“We’ve seen a lot of investment in oncology, and we could see some of the players who haven’t been successful start to move out of it,” Milch said. “That will create opportunities for them to sell or partner on their best assets. There could be a similar story in gene and cell therapy.”
Large-cap companies like Amgen, Biogen and Bristol Myers Squibb are widely cited as the most likely deal-makers in biopharma. Among the potential targets analysts have pegged are gene therapy pioneers BioMarin and bluebird bio, Global Blood Therapeutics and immuno-oncology startup Iovance Biotherapeutics.
One big question mark for 2021 is how the changing of the guard in Washington might affect biopharma deal-making. Some predict President-elect Joe Biden will make drug pricing a major part of his agenda. But the prospect of pharma companies losing some degree of pricing power is not a new issue. “I think people know there’s going to be a continued focus on drug pricing,” Milch said, “so I don’t anticipate it will have a heavy impact on M&A.”
It helps that venture financing has remained strong in 2020 despite the pandemic. The biopharma sector raised $15.7 billion through the third quarter, putting 2020 on track to surpass the $17.9 billion raised in all of 2018, predicted Evaluate Vantage.
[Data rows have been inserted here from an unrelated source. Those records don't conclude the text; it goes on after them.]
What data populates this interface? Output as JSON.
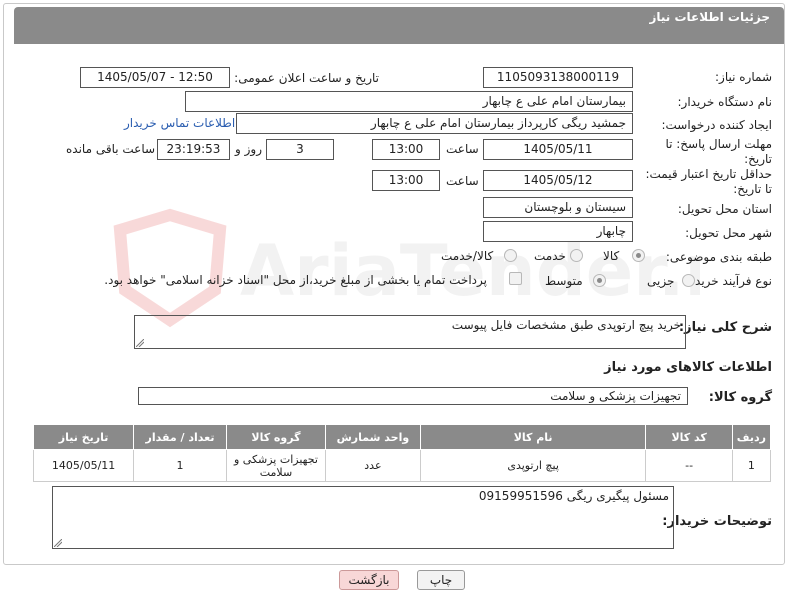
{
  "header": {
    "title": "جزئیات اطلاعات نیاز"
  },
  "labels": {
    "need_number": "شماره نیاز:",
    "announce_datetime": "تاریخ و ساعت اعلان عمومی:",
    "buyer_org": "نام دستگاه خریدار:",
    "creator": "ایجاد کننده درخواست:",
    "buyer_contact_link": "اطلاعات تماس خریدار",
    "reply_deadline": "مهلت ارسال پاسخ: تا تاریخ:",
    "hour": "ساعت",
    "day_and": "روز و",
    "hours_remaining": "ساعت باقی مانده",
    "price_validity": "حداقل تاریخ اعتبار قیمت: تا تاریخ:",
    "delivery_province": "استان محل تحویل:",
    "delivery_city": "شهر محل تحویل:",
    "category": "طبقه بندی موضوعی:",
    "purchase_process": "نوع فرآیند خرید :",
    "general_desc": "شرح کلی نیاز:",
    "goods_info": "اطلاعات کالاهای مورد نیاز",
    "goods_group": "گروه کالا:",
    "buyer_notes": "توضیحات خریدار:"
  },
  "values": {
    "need_number": "1105093138000119",
    "announce_datetime": "1405/05/07 - 12:50",
    "buyer_org": "بیمارستان امام علی  ع  چابهار",
    "creator": "جمشید ریگی کارپرداز بیمارستان امام علی  ع  چابهار",
    "reply_date": "1405/05/11",
    "reply_time": "13:00",
    "reply_days": "3",
    "remaining_time": "23:19:53",
    "validity_date": "1405/05/12",
    "validity_time": "13:00",
    "delivery_province": "سیستان و بلوچستان",
    "delivery_city": "چابهار",
    "general_desc": "خرید پیچ ارتوپدی طبق مشخصات فایل پیوست",
    "goods_group": "تجهیزات پزشکی و سلامت",
    "buyer_notes": "مسئول پیگیری ریگی 09159951596"
  },
  "category_options": [
    {
      "label": "کالا",
      "selected": true
    },
    {
      "label": "خدمت",
      "selected": false
    },
    {
      "label": "کالا/خدمت",
      "selected": false
    }
  ],
  "process_options": [
    {
      "label": "جزیی",
      "selected": false
    },
    {
      "label": "متوسط",
      "selected": true
    }
  ],
  "treasury_note": "پرداخت تمام یا بخشی از مبلغ خرید،از محل \"اسناد خزانه اسلامی\" خواهد بود.",
  "table": {
    "headers": [
      "ردیف",
      "کد کالا",
      "نام کالا",
      "واحد شمارش",
      "گروه کالا",
      "تعداد / مقدار",
      "تاریخ نیاز"
    ],
    "rows": [
      [
        "1",
        "--",
        "پیچ ارتوپدی",
        "عدد",
        "تجهیزات پزشکی و سلامت",
        "1",
        "1405/05/11"
      ]
    ]
  },
  "buttons": {
    "print": "چاپ",
    "back": "بازگشت"
  },
  "watermark": {
    "text": "AriaTender.net"
  },
  "colors": {
    "header_bg": "#8a8a8a",
    "link": "#2a5db0",
    "back_btn": "#f8d7d7"
  }
}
That portends a return to big M&A in the sector, Evaluate Pharma said in its 2021 forecast. “As long as financing is readily available next year, the power will remain in the hands of the sellers—and there are plenty of motivated buyers out there.”